July 16, 2007 (Computerworld) -- An anonymous security researcher claimed this weekend to have created a worm that exploits a vulnerability in the Mac OS X operating system which Apple Inc. missed in a May round of patches.
A poster on the Information Security Sell Out blog said yesterday that he or she had written a proof-of-concept worm "in a few hours" that exploits a variation of a vulnerability patched in May by Apple.

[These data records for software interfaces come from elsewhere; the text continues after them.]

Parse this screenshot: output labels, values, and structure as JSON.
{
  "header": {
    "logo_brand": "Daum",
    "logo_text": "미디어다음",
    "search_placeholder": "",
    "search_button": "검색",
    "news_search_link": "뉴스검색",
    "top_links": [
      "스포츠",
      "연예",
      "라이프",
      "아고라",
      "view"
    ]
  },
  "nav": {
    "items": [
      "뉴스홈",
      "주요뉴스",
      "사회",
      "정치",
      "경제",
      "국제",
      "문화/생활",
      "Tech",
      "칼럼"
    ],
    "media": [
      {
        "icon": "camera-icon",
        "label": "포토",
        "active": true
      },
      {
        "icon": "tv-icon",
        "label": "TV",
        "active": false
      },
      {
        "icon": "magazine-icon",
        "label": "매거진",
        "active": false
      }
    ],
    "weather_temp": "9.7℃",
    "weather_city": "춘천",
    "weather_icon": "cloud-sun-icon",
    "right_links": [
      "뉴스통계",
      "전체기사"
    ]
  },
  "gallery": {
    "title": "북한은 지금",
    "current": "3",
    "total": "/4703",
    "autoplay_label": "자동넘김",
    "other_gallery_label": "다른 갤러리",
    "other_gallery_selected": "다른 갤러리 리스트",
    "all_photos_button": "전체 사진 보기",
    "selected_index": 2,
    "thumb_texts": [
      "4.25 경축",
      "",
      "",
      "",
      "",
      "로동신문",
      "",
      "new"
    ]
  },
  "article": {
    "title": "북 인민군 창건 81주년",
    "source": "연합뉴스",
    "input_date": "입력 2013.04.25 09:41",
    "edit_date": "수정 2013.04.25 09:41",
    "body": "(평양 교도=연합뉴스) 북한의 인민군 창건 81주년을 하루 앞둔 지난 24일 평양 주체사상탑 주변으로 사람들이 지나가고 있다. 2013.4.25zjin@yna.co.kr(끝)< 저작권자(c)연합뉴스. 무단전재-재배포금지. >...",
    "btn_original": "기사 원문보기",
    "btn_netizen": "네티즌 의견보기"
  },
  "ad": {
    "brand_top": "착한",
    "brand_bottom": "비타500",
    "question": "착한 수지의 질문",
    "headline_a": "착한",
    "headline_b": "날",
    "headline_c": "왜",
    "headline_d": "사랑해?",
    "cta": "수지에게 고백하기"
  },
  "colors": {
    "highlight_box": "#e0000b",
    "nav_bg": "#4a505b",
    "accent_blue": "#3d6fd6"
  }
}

According to the researcher (actually, in one posting, "writers" is used so there may be more than one contributing), he or she exploited a still-unpatched bug in mDSNResponder, a component of Apple's Bonjour automatic network configuring service, in the worm's code. "This vulnerability, as with the ones fixed, gives remote root access," the researcher said. Apple's May security update, 2007-005, included a fix for the mDSN bug. Info Sec's blogger(s) said the worm was also "very 'customer' specific" and crafted for cash. "[It] could easily be changed to be more malicious," said the researcher.
The same blogger made a minor stir in April when, after a $10,000 security conference contest concluded, he or she claimed to have grabbed the exploit from the conference wireless network and reverse-engineered the vulnerability. Conference organizers, however, denied that the wireless network had been cracked. When asked to back up his or her claims, the Info Sec blogger only replied: "There is no real benefit to me in doing so. I am not one who cares if people believe my claims or not."
In the same comment thread, the Info Sec blogger also promised to post the captured packets and other information "Once this bug is patched by Apple and I am satisfied that I would not be adding additional risk." Apple patched the QuckTime vulnerability May 1. The Info Sec blogger has not yet, however, posted the nicked network traffic.
Attempts to reach the Info Sec blogger via e-mail were unsuccessful.